|BN||1.09||The Bruce Number is a power-to-weight indicator for relative speed potential for comparing two or more boats. It takes into consideration the sail area of the main and jib, no overlapping sails, and the displacement. Chris White, “The Cruising Multihull”; 1997 International Marine, Camden, Maine, states that a boat with a BN of less than 1.3 will be slow in light winds, and a boat with a BN of 1.6 is a boat that will be reefed often in offshore cruising. Derek Harvey, “Multihulls for Cruising and Racing, 1991, International Marine, Camden, Maine, states that a BN of 1 is generally accepted as the dividing line between so-called slow and fast boats. Bruce No. = SA^0.5/(Displacement*2240)^.333|

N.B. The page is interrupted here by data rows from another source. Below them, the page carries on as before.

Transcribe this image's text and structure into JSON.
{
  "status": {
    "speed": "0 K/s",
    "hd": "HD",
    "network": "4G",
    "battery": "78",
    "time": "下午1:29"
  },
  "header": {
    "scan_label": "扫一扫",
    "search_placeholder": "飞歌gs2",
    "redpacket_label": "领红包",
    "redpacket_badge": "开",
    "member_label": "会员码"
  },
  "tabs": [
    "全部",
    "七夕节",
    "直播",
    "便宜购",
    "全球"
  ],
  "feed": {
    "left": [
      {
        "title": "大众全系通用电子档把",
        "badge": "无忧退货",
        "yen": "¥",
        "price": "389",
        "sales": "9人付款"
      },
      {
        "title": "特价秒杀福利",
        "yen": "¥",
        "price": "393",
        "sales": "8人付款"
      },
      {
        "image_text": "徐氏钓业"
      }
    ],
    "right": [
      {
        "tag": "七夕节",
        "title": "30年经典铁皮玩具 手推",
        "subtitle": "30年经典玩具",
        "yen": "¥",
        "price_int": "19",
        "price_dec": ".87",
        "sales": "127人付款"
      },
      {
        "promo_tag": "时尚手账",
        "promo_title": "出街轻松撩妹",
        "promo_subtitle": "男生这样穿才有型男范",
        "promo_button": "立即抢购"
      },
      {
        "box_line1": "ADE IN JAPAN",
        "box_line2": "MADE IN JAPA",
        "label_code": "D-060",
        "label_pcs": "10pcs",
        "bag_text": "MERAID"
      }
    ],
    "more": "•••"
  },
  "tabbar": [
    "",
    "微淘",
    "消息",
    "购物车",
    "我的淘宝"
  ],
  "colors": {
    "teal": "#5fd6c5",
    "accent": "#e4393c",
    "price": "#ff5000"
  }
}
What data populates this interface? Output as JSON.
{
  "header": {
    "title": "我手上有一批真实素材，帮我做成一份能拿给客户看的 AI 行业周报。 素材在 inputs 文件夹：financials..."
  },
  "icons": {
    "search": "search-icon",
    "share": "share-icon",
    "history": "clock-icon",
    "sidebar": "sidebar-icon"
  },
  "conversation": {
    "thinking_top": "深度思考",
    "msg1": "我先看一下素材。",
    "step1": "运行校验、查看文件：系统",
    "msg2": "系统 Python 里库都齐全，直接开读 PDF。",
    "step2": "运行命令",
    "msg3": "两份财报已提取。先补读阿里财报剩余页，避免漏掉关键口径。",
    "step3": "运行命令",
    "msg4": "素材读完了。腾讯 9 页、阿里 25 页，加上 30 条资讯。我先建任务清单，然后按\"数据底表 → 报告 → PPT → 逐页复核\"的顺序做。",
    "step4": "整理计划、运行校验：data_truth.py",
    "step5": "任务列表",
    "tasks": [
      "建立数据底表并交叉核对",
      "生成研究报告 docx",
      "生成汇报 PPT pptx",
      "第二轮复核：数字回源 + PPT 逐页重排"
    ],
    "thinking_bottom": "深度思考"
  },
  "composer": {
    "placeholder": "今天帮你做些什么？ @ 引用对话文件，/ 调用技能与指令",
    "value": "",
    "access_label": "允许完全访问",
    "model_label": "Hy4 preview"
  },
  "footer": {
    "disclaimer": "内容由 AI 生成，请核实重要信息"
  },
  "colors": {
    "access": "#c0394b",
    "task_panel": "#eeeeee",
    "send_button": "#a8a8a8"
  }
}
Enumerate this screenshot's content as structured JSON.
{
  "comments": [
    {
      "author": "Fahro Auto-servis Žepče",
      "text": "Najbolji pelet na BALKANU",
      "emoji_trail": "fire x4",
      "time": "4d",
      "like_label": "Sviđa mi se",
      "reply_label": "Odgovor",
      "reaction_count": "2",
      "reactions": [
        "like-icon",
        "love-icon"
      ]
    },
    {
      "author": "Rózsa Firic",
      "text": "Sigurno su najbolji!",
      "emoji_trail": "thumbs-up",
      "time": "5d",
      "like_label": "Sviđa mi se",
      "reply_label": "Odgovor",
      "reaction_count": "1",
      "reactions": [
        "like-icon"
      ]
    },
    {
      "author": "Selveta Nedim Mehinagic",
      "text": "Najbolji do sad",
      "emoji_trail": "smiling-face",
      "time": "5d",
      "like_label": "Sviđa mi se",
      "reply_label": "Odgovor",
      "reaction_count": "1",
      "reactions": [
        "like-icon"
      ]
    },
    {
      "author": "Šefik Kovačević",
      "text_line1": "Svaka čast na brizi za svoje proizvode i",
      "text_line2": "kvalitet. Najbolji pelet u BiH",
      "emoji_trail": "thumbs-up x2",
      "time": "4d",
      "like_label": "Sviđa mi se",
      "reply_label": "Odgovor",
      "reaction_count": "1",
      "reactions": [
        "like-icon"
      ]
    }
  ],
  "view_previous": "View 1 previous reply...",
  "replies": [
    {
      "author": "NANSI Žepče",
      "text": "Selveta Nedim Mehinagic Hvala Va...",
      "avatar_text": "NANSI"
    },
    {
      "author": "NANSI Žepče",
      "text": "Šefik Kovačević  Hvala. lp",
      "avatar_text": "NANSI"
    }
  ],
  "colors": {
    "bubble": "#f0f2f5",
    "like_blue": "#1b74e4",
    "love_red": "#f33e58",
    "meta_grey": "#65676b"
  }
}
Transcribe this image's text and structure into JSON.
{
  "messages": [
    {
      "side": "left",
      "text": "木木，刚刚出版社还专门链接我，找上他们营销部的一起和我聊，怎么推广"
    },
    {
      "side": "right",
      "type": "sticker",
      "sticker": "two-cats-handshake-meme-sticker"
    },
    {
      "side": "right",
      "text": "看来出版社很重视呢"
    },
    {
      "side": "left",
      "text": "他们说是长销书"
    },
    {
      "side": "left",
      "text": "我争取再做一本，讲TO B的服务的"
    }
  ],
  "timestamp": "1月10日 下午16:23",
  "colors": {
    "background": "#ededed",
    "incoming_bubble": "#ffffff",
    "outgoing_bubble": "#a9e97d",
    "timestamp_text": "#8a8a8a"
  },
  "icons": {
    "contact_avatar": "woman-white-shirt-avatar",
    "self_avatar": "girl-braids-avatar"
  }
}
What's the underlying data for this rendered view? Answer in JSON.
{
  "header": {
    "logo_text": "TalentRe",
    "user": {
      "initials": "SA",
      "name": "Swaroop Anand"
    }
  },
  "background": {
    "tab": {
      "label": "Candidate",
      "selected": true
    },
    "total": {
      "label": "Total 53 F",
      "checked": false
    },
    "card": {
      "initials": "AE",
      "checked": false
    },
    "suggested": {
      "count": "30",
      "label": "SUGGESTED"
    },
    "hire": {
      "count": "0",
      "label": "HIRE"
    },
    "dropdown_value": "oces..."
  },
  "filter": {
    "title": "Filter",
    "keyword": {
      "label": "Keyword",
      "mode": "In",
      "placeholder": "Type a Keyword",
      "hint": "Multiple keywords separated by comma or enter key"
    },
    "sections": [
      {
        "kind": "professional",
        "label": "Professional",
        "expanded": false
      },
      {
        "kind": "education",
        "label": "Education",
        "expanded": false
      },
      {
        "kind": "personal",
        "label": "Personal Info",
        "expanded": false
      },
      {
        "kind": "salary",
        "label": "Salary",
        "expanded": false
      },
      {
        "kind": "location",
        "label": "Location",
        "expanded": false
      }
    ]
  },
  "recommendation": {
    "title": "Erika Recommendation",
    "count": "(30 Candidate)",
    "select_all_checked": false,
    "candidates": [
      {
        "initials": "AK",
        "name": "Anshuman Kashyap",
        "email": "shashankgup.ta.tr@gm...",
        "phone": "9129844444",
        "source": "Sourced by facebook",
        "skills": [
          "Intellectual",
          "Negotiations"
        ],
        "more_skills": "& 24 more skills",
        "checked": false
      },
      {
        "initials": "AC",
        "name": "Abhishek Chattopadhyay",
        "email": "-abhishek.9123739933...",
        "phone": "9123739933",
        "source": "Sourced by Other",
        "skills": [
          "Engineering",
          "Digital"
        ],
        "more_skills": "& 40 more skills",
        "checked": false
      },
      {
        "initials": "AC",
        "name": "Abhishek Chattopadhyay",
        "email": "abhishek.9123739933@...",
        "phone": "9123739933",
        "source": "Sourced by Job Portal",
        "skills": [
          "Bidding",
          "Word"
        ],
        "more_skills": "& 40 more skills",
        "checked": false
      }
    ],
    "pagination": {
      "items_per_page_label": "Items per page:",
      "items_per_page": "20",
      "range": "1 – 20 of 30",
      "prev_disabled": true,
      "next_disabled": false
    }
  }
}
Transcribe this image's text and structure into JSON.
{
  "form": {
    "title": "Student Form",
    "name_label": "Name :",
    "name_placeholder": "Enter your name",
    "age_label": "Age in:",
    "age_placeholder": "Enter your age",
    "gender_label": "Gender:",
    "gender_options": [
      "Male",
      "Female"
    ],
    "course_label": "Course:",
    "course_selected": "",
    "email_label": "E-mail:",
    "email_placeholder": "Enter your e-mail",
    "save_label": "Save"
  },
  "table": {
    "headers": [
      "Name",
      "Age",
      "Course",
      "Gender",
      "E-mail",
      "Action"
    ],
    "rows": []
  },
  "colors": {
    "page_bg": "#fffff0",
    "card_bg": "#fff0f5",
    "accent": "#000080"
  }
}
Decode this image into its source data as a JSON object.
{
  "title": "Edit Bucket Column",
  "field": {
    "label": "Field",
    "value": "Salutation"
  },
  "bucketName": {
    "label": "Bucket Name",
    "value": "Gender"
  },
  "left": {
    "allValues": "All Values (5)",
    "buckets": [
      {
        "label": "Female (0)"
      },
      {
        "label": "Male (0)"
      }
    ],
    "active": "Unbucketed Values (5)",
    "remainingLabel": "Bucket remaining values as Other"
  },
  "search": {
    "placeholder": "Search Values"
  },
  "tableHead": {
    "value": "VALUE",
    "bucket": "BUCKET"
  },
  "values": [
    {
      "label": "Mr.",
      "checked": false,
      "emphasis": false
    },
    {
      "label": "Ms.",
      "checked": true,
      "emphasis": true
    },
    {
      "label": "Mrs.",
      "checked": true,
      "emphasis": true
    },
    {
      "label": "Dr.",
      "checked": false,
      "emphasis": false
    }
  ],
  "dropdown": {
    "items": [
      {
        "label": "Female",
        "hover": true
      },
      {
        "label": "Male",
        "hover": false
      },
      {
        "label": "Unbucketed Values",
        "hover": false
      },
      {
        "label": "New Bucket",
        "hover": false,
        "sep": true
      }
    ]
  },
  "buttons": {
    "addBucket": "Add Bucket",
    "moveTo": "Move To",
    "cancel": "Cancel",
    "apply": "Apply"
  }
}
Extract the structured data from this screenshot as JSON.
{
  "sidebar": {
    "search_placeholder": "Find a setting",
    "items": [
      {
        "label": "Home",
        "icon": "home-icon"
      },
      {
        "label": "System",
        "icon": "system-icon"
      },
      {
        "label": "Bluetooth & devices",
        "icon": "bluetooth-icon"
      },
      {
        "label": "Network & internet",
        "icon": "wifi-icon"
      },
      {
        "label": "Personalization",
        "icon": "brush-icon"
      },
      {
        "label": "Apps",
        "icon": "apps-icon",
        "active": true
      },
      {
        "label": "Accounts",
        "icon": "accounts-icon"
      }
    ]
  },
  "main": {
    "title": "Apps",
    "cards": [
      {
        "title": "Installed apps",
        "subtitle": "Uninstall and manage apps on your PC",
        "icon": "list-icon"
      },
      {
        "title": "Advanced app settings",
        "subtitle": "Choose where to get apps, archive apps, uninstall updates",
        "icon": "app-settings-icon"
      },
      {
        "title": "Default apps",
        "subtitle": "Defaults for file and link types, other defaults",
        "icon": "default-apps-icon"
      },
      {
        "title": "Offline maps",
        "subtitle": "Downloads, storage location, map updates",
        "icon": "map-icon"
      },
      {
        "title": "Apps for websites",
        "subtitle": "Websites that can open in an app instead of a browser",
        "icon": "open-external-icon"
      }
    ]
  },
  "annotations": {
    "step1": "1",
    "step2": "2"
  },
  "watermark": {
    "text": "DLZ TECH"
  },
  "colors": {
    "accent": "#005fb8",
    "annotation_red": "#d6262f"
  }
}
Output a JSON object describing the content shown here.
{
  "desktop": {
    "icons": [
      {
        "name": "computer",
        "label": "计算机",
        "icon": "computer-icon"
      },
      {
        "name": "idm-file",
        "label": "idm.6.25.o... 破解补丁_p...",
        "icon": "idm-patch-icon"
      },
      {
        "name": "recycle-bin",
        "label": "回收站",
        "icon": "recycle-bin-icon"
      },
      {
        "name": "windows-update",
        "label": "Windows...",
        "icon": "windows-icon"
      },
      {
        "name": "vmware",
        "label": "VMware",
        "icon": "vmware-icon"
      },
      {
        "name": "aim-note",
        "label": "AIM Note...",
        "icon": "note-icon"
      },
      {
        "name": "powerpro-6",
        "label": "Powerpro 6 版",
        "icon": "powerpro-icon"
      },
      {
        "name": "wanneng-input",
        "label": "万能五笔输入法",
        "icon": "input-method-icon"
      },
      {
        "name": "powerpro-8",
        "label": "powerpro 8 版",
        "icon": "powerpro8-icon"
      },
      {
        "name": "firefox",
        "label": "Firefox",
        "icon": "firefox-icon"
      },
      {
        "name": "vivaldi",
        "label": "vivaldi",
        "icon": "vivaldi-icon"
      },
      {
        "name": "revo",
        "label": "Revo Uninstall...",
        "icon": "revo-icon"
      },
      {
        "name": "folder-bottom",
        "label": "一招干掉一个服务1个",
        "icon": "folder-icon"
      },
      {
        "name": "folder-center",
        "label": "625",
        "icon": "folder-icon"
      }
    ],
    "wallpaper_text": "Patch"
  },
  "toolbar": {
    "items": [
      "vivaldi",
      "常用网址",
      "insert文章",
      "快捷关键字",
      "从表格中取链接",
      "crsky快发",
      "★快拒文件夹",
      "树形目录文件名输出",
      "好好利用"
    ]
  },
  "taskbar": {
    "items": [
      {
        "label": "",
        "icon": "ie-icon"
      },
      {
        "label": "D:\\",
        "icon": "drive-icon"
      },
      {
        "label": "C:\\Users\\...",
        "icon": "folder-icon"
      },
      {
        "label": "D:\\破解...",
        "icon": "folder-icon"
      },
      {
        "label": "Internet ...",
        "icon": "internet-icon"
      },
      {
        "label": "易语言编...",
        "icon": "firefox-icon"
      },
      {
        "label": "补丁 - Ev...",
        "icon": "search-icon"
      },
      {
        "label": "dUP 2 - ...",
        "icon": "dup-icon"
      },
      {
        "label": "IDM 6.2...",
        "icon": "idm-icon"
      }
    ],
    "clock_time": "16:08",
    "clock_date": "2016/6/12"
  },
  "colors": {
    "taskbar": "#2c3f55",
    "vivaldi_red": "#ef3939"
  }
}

|SA/D||18.82||The SA/D ratio is similar to the Bruce Number, giving a power-to-weight ratio type figure for comparing two or more boats. Higher numbers indicate faster boats for a given length. However in this ratio, unlike the Bruce Number, main and genoa or any combination of sail area can be used. When comparing any two boats one should ensure that both the SA and displacement, including planned payload, are equivalent, to get a realistic comparison. SA/D = SA/(Displacement*2240/64)^.666666667|
|Texel||146||The Texel Rating provides handicap numbers for widely varying boats sailing together in a race. The formula is essentially the inverse of the Base Speed formula with constants applied to make the numbers useful. The Texel Rating permits the calculation of time to sail a given distance. Thus, a boat with a higher Texel Rating can be expected to take longer from start to finish of a race than one with a lower TR. TR = 100/(0.99*(Lwl)^0.3*(SA)^0.4/(D)^0.3)*K in which K is a correction for catamarans vs. trimarans, based on the equation, K = 1/(0.19*SA^0.4/D^0.36+0.91). If K is greater than 1, use the calculated value. If K is less than one, use the value 1. K is always one for trimarans.|
|SI-CM||2.44||This figure is an indicator of the resistance of a boat to sideways capsize for comparison with other boats. This formula only considers static Forces, not dynamic forces such as hull shape, wind, and waves. Therefore it should be considered a “Figure of Merit”. “Theory and Statistics for Cruising Multihulls” by Calvin Markwood, Multihulls Magazine, Vol. 23, No. 2, (MAR/APR 1997), pp. 51-59 Article. The higher the number, the more resistance to sideways capsize. SI-CM = 1000*((Displacement*Loa*Bcl)/((SA)*(SA+15*Loa))|
|SSpd||22.34 Knots||The Stability Speed figure is an indicator of the wind speed at which the windward hull of a catamaran, or the main hull of a trimaran, will begin to lift. This formula only considers static Forces, not dynamic forces such as hull shape, wind, and waves. SSpd = 8.23805*((0.5*Bcl*Disp*2240)/(SA*Hce))^0.5 Multihull Designs” by John Shuttleworth Yacht Designs, 1998, p. 37.|